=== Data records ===
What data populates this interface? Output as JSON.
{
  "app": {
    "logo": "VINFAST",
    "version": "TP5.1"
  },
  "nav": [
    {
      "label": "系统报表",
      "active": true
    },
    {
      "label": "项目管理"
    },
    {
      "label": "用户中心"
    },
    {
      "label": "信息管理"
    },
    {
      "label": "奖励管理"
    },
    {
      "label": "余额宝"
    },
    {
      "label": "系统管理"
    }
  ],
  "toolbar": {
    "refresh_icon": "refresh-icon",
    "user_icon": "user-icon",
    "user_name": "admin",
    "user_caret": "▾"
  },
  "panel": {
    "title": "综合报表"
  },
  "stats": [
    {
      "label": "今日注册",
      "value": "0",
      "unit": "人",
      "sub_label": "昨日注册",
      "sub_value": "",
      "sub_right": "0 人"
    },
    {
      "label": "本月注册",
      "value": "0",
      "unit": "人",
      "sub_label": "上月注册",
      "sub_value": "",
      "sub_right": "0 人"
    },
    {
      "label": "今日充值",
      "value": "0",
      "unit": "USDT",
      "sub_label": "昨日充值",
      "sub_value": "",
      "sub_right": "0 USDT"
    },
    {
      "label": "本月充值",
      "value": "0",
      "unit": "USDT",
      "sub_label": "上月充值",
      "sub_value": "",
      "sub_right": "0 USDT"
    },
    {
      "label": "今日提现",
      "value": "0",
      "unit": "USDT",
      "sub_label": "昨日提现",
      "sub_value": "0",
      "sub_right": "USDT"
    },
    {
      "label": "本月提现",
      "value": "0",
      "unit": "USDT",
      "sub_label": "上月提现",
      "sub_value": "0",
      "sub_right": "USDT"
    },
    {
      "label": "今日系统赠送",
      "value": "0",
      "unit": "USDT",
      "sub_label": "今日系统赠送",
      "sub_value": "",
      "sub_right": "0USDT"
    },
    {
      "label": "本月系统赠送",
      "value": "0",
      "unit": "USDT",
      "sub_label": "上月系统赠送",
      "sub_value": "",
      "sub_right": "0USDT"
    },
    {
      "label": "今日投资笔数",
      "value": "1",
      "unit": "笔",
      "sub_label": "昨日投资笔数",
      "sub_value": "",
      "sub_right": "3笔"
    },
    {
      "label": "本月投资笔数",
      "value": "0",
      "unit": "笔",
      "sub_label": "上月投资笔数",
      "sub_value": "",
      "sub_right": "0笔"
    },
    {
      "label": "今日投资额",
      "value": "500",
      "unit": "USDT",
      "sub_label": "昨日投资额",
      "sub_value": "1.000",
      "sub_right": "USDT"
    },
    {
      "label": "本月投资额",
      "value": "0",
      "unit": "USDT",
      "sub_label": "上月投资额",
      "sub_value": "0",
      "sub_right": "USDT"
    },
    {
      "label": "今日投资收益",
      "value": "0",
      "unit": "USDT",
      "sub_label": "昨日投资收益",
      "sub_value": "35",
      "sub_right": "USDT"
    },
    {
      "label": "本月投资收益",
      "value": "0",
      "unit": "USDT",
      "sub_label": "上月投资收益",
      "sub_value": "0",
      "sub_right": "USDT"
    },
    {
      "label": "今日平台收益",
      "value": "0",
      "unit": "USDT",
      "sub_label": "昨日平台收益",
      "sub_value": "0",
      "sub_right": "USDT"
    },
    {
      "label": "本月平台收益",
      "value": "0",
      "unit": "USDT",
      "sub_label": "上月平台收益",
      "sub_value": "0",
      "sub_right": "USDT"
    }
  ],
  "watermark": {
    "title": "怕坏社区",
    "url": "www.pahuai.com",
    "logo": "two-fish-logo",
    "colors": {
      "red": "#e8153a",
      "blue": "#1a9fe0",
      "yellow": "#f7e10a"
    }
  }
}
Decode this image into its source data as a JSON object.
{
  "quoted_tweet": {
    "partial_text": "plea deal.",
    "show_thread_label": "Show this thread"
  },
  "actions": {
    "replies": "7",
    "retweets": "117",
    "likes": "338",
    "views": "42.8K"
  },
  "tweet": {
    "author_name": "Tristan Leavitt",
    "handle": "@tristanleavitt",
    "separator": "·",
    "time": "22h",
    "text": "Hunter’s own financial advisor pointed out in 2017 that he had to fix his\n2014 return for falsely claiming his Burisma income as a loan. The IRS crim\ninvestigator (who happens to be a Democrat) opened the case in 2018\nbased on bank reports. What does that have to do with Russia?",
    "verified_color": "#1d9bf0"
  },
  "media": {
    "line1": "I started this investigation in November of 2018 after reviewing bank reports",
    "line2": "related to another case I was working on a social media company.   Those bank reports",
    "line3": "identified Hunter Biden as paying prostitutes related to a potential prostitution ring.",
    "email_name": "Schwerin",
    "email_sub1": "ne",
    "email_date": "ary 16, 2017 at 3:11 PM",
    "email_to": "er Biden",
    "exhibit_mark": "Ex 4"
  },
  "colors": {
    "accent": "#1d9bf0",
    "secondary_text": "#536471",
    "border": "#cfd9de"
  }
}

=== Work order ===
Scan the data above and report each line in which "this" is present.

=== Solution ===
What data populates this interface? Output as JSON.
Decode this image into its source data as a JSON object.
    "show_thread_label": "Show this thread"
    "line1": "I started this investigation in November of 2018 after reviewing bank reports",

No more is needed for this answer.